We all feel disappointed (if not dejected) when we three-putt. We know we've just thrown away strokes, which makes it a lot harder to post a good score. But simply tallying our three-jacks over post-round beers doesn't really tell us where things went wrong. Instead, let's ask a question: Which is the bigger culprit for weekend players -- the first putt or the second?
Put another way, if you were paired with a pro in an alternate-shot event and your team was faced with a 30-footer, would it be wiser to (a) hit the first putt yourself, leaving the tester to the pro, or (b) take on the nervy short putt after the pro cozied up his lag?

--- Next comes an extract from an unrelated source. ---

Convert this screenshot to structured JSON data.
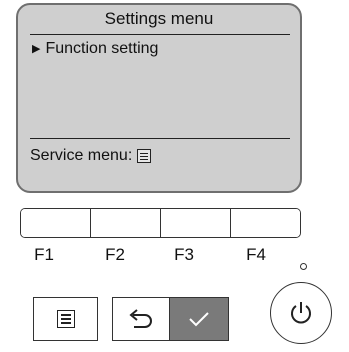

To analyze this and similar questions, I've collected a large data set on amateur golfers like us. Did you choose option (a)? I would have, too. But the fact is, a weekend golfer would be better off having the pro hit the lag rather than the money putt from close range. Why? Not unexpectedly, pros sink more putts from 30 feet than recreational golfers do (about three times as many), and pros leave most of their misses within tap-in distance.
Although the best putters in both the professional and weekend-warrior ranks gain the most strokes on short putts, when it comes to avoiding three-putts, distance control is critical. From 30 feet, pros leave half their putts within two feet of the hole; everyday players leave half of their 30-footers within three feet of the hole. That's not bad. The trouble starts with putts that finish outside three feet -- they frustrate amateurs and inflate scorecards.
Here's a fun distance-control game that can help you eliminate three-putts and save you lots of strokes. Hit a 30-footer, and if you sink it, give yourself two points. If you miss and it finishes within two feet of the hole, give yourself one point. If your putt finishes outside two feet but you sink the second putt, subtract one point. And if your first putt finishes outside two feet and you miss your second putt, take away two points. Repeat this for at least five 30-footers. Your goal? Simple -- a positive point total. That's when you're putting in a league with the pros.